[Excerpts from an interface dataset]
- - - -
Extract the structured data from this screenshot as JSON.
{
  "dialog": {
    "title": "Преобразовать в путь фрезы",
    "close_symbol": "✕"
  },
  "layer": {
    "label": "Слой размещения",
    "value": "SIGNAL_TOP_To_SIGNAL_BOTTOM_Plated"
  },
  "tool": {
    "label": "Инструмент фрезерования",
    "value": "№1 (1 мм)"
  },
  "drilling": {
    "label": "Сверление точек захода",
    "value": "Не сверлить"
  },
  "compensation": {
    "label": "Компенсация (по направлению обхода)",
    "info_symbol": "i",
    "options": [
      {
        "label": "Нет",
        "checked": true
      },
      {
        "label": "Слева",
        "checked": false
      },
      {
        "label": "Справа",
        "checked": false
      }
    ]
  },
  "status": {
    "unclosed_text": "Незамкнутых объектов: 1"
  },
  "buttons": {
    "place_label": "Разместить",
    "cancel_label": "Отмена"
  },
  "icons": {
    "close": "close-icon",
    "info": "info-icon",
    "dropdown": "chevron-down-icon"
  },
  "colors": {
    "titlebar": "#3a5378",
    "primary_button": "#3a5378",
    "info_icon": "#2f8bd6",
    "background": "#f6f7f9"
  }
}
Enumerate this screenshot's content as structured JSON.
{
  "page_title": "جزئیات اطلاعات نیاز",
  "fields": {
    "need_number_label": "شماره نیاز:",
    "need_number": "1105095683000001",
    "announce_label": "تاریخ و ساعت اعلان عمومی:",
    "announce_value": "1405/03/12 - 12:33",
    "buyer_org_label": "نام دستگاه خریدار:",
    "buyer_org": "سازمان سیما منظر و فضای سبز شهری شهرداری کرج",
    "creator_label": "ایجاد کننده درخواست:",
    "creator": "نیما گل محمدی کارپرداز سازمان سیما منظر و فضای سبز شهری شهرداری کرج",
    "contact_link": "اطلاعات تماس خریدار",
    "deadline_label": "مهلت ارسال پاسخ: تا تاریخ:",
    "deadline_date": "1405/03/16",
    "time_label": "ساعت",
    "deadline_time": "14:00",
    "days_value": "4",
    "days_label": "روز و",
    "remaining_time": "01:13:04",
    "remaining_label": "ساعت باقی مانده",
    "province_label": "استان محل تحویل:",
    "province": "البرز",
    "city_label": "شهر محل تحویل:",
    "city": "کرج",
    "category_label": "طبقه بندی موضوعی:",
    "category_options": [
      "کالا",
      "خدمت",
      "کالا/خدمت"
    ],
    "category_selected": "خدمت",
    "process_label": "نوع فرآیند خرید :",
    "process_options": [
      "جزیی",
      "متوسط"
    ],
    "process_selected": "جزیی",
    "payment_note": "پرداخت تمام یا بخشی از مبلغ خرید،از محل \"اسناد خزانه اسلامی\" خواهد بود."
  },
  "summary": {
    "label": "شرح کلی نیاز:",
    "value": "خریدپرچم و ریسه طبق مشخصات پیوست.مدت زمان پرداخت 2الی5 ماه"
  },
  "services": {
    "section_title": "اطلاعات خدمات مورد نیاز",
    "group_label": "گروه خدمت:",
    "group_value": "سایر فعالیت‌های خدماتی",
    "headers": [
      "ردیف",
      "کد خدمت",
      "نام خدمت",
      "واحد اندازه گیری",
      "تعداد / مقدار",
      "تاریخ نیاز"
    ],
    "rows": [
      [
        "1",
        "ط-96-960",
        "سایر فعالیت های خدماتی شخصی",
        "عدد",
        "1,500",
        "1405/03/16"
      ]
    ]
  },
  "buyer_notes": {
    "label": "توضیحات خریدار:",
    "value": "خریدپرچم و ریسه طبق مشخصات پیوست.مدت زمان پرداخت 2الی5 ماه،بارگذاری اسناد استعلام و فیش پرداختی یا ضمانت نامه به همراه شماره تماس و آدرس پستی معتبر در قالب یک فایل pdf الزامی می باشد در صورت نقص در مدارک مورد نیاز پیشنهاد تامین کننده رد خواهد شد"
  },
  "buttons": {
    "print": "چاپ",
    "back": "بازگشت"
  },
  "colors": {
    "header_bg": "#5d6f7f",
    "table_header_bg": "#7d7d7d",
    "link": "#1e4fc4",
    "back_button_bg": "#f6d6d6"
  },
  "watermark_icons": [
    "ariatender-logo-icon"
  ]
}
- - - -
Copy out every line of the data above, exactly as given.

Extract the structured data from this screenshot as JSON.
{
  "dialog": {
    "title": "Преобразовать в путь фрезы",
    "close_symbol": "✕"
  },
  "layer": {
    "label": "Слой размещения",
    "value": "SIGNAL_TOP_To_SIGNAL_BOTTOM_Plated"
  },
  "tool": {
    "label": "Инструмент фрезерования",
    "value": "№1 (1 мм)"
  },
  "drilling": {
    "label": "Сверление точек захода",
    "value": "Не сверлить"
  },
  "compensation": {
    "label": "Компенсация (по направлению обхода)",
    "info_symbol": "i",
    "options": [
      {
        "label": "Нет",
        "checked": true
      },
      {
        "label": "Слева",
        "checked": false
      },
      {
        "label": "Справа",
        "checked": false
      }
    ]
  },
  "status": {
    "unclosed_text": "Незамкнутых объектов: 1"
  },
  "buttons": {
    "place_label": "Разместить",
    "cancel_label": "Отмена"
  },
  "icons": {
    "close": "close-icon",
    "info": "info-icon",
    "dropdown": "chevron-down-icon"
  },
  "colors": {
    "titlebar": "#3a5378",
    "primary_button": "#3a5378",
    "info_icon": "#2f8bd6",
    "background": "#f6f7f9"
  }
}
Enumerate this screenshot's content as structured JSON.
{
  "page_title": "جزئیات اطلاعات نیاز",
  "fields": {
    "need_number_label": "شماره نیاز:",
    "need_number": "1105095683000001",
    "announce_label": "تاریخ و ساعت اعلان عمومی:",
    "announce_value": "1405/03/12 - 12:33",
    "buyer_org_label": "نام دستگاه خریدار:",
    "buyer_org": "سازمان سیما منظر و فضای سبز شهری شهرداری کرج",
    "creator_label": "ایجاد کننده درخواست:",
    "creator": "نیما گل محمدی کارپرداز سازمان سیما منظر و فضای سبز شهری شهرداری کرج",
    "contact_link": "اطلاعات تماس خریدار",
    "deadline_label": "مهلت ارسال پاسخ: تا تاریخ:",
    "deadline_date": "1405/03/16",
    "time_label": "ساعت",
    "deadline_time": "14:00",
    "days_value": "4",
    "days_label": "روز و",
    "remaining_time": "01:13:04",
    "remaining_label": "ساعت باقی مانده",
    "province_label": "استان محل تحویل:",
    "province": "البرز",
    "city_label": "شهر محل تحویل:",
    "city": "کرج",
    "category_label": "طبقه بندی موضوعی:",
    "category_options": [
      "کالا",
      "خدمت",
      "کالا/خدمت"
    ],
    "category_selected": "خدمت",
    "process_label": "نوع فرآیند خرید :",
    "process_options": [
      "جزیی",
      "متوسط"
    ],
    "process_selected": "جزیی",
    "payment_note": "پرداخت تمام یا بخشی از مبلغ خرید،از محل \"اسناد خزانه اسلامی\" خواهد بود."
  },
  "summary": {
    "label": "شرح کلی نیاز:",
    "value": "خریدپرچم و ریسه طبق مشخصات پیوست.مدت زمان پرداخت 2الی5 ماه"
  },
  "services": {
    "section_title": "اطلاعات خدمات مورد نیاز",
    "group_label": "گروه خدمت:",
    "group_value": "سایر فعالیت‌های خدماتی",
    "headers": [
      "ردیف",
      "کد خدمت",
      "نام خدمت",
      "واحد اندازه گیری",
      "تعداد / مقدار",
      "تاریخ نیاز"
    ],
    "rows": [
      [
        "1",
        "ط-96-960",
        "سایر فعالیت های خدماتی شخصی",
        "عدد",
        "1,500",
        "1405/03/16"
      ]
    ]
  },
  "buyer_notes": {
    "label": "توضیحات خریدار:",
    "value": "خریدپرچم و ریسه طبق مشخصات پیوست.مدت زمان پرداخت 2الی5 ماه،بارگذاری اسناد استعلام و فیش پرداختی یا ضمانت نامه به همراه شماره تماس و آدرس پستی معتبر در قالب یک فایل pdf الزامی می باشد در صورت نقص در مدارک مورد نیاز پیشنهاد تامین کننده رد خواهد شد"
  },
  "buttons": {
    "print": "چاپ",
    "back": "بازگشت"
  },
  "colors": {
    "header_bg": "#5d6f7f",
    "table_header_bg": "#7d7d7d",
    "link": "#1e4fc4",
    "back_button_bg": "#f6d6d6"
  },
  "watermark_icons": [
    "ariatender-logo-icon"
  ]
}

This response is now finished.